College & Research Libraries Section Report

The Latest in 3D Printing

Written by Emily MacKenzie & Paul Grewal

On November 20, 2014, the College and Research Libraries section hosted our fall event entitled “The Latest in 3D Printing”. Our presenters for the evening were François Lahey from Voxel Factory, a local 3D printing company, and Michael Groenendyk, business librarian from Concordia University Libraries.

François started the evening by giving us a brief overview of the history of 3D printing technology, which started over 30 years ago. He described the three main types of 3D printers: the SLA (stereolithography), which uses a liquid resin as the base material, the SLS (selective laser sintering), which uses a powder, and the FDM (fused deposition modeling) which uses a filament. Some issues surrounding 3D printing include environmental and health concerns, intellectual property (patents of the 3D printing technology itself, as well as copyright of works and the 3D models they are printed from), and finally the economic impacts that may arise from this now affordable technology.  

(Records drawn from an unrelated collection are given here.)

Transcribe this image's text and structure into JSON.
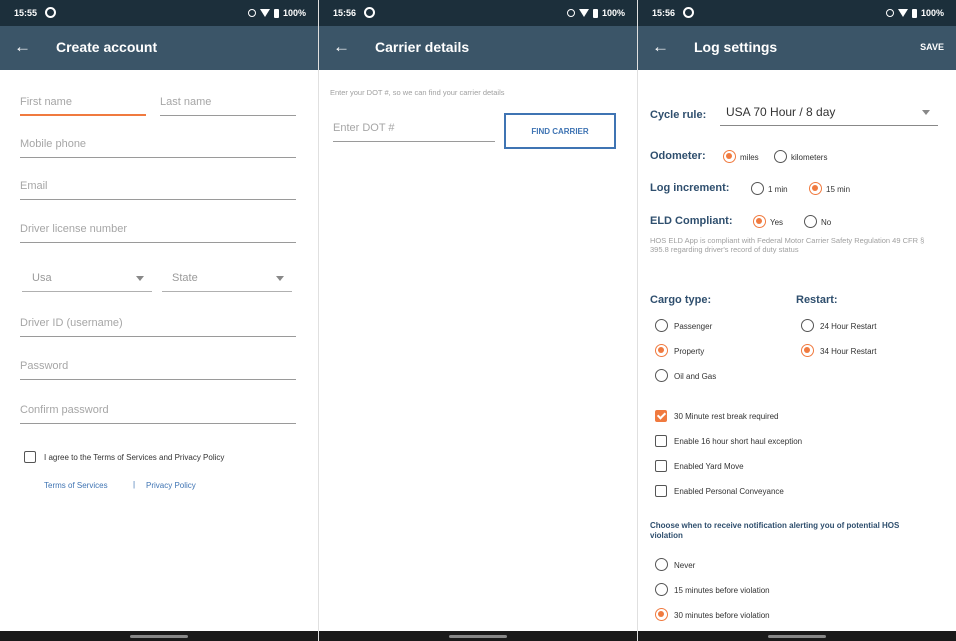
{
  "status": {
    "screen1_time": "15:55",
    "screen2_time": "15:56",
    "screen3_time": "15:56",
    "battery": "100%"
  },
  "create_account": {
    "title": "Create account",
    "first_name": "First name",
    "last_name": "Last name",
    "mobile_phone": "Mobile phone",
    "email": "Email",
    "driver_license": "Driver license number",
    "country": "Usa",
    "state": "State",
    "driver_id": "Driver ID (username)",
    "password": "Password",
    "confirm_password": "Confirm password",
    "agree_text": "I agree to the Terms of Services and Privacy Policy",
    "terms_link": "Terms of Services",
    "separator": "|",
    "privacy_link": "Privacy Policy"
  },
  "carrier_details": {
    "title": "Carrier details",
    "instruction": "Enter your DOT #, so we can find your carrier details",
    "dot_placeholder": "Enter DOT #",
    "find_button": "FIND CARRIER"
  },
  "log_settings": {
    "title": "Log settings",
    "save": "SAVE",
    "cycle_rule_label": "Cycle rule:",
    "cycle_rule_value": "USA 70 Hour / 8 day",
    "odometer_label": "Odometer:",
    "odometer_miles": "miles",
    "odometer_km": "kilometers",
    "log_increment_label": "Log increment:",
    "log_increment_1": "1 min",
    "log_increment_15": "15 min",
    "eld_label": "ELD Compliant:",
    "eld_yes": "Yes",
    "eld_no": "No",
    "eld_hint": "HOS ELD App is compliant with Federal Motor Carrier Safety Regulation 49 CFR § 395.8 regarding driver's record of duty status",
    "cargo_label": "Cargo type:",
    "cargo_passenger": "Passenger",
    "cargo_property": "Property",
    "cargo_oil": "Oil and Gas",
    "restart_label": "Restart:",
    "restart_24": "24 Hour Restart",
    "restart_34": "34 Hour Restart",
    "check_rest": "30 Minute rest break required",
    "check_16": "Enable 16 hour short haul exception",
    "check_yard": "Enabled Yard Move",
    "check_personal": "Enabled Personal Conveyance",
    "notify_label": "Choose when to receive notification alerting you of potential HOS violation",
    "notify_never": "Never",
    "notify_15": "15 minutes before violation",
    "notify_30": "30 minutes before violation"
  },
  "colors": {
    "status_bar": "#1c2f3b",
    "app_bar": "#3b5568",
    "accent": "#f07a3f",
    "link": "#3f74b3",
    "label": "#2f4f6e"
  },
  "icons": [
    "back-arrow-icon",
    "g-icon",
    "wifi-icon",
    "battery-icon",
    "chevron-down-icon"
  ]
}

Michael continued the discussion by sharing with us his experience of implementing a makerspace at Dalhousie University, which included 3D printing and scanning services. He highlighted the main issues, including maintenance and troubleshooting the equipment, user expectations (especially in terms of quality, turnaround time and staff support). He introduced several pricing model examples, such as time vs weight-based pricing, and discussed the importance of user education. There are many surmountable challenges in encouraging uptake of the service by a wide range of users, many of whom may have an interest but lack the technical expertise to take advantage of the technology. Usage statistics gathered at Dalhousie revealed a heavy uptake by engineering, computer science, architecture, and the sciences in general, with a smaller adoption rate by Arts students. Michael also gave a demonstration of his most current project, which he is developing in collaboration with a Silicon Valley company:, a search engine which allows users to search for 3D models by shape, rather than traditional text searching.

Our evening ended with a demonstration of the 3D printer that François brought – a brand new Tinkerine DittoPro. He also brought many sample items that had been printed using the DittoPro, and participants at the event had the opportunity to see and touch projects made possible by 3D printing.

We wish to thank both Michael and François for their exceptional presentations, as well as the Humanities and Social Sciences Library, McGill University, for providing the venue for the event.



Photo by Paul Grewal